The deadliest thing that can happen to a Product Support team is the perception that it's there to shield Product Development from customer pain.

Product Support is on the front lines dealing with customer pain that would otherwise interrupt Product Development. From the perspective of Development, it’s easy to see Support as a shield that frees them to focus on building and improving the product. Pain is Support’s problem.

But while pain is unpleasant and we may wish to avoid it, it’s vital for survival as it steers us away from problems and danger. Development must not ignore customer pain. It’s a warning signal, and if that signal dies in Support then Development can easily steer right into danger.

I’ve seen Development teams with tech support rotations that allowed each developer a chance to work directly on customer issues – and those teams eagerly shut down those rotations as soon as there was a strong enough Support team to take on that burden. To those teams' leaders, the perspective gained by working directly with customers to resolve issues was less valuable than more uninterrupted development time. This is understandable, but more development time is not worth it if it’s spent on the wrong things, and without sharing in customer pain it’s easy to lose sight of it. Every time one of these developers desk-sided with a customer and saw them actually use the product, they came back amazed at what they’d learned and pushed for a flurry of pain-preventing fixes – but none of these teams ever scheduled regular desk-sides.

I’ve also seen Product Support work with customers over an entire weekend to restore service after a product issue caused an outage. Along the way, Support filed a bug ticket on the underlying issue – and on Monday, that ticket got marked low-priority by Development. Development missed the pain of the weekend and to them the takeaway was that the issue had a solution. The bug didn’t get fixed and there were more painful weekend outages.

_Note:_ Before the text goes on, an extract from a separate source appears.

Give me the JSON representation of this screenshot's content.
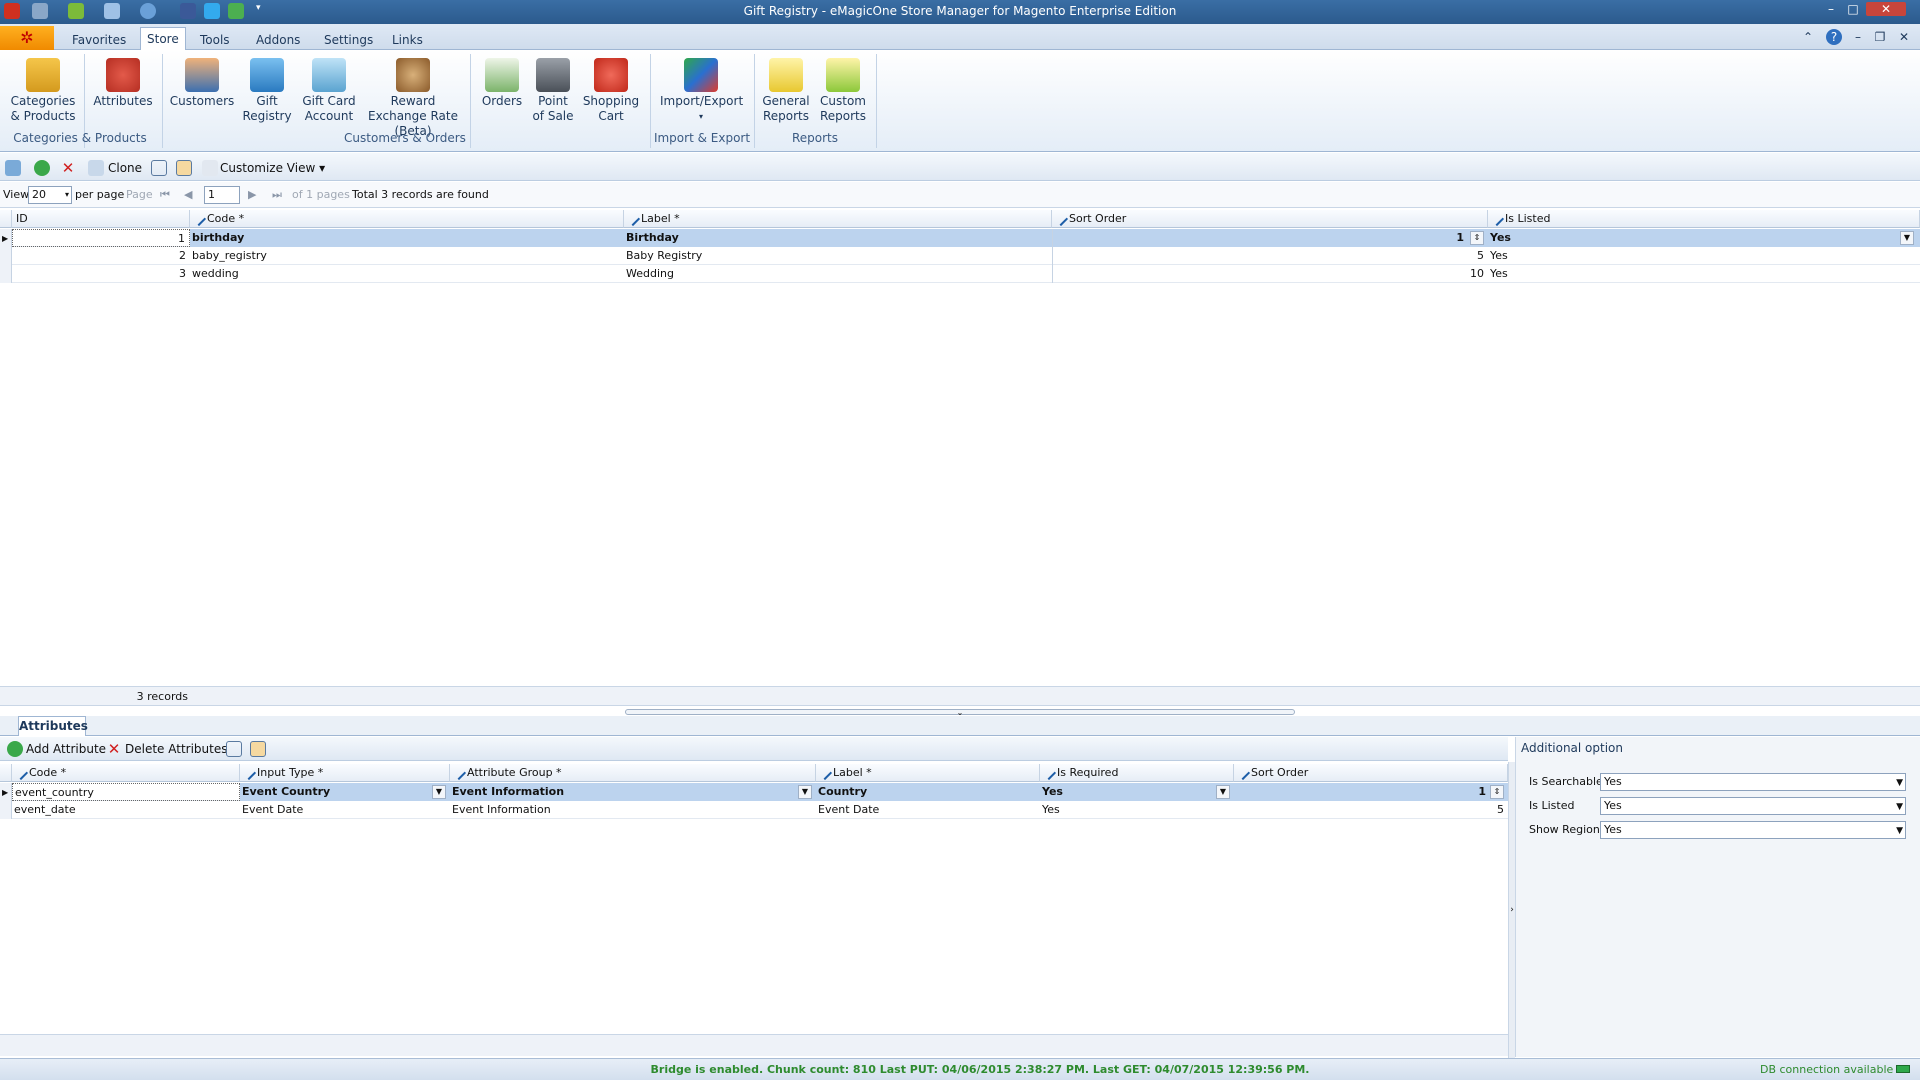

And I’ve also seen Support teams realize that Development was ignoring customer pain because Support had it covered. These Support teams could no longer be effective customer advocates and spent a lot of time treating customer pain from the same problems over and over – and unsurprisingly, these teams consistently lost their best people.

Product Support is there to treat customer pain, but it’s there to prevent it too. For that to happen, the signal provided by the pain must not be lost. It must be successfully conveyed to Product Development and factor appropriately into prioritization.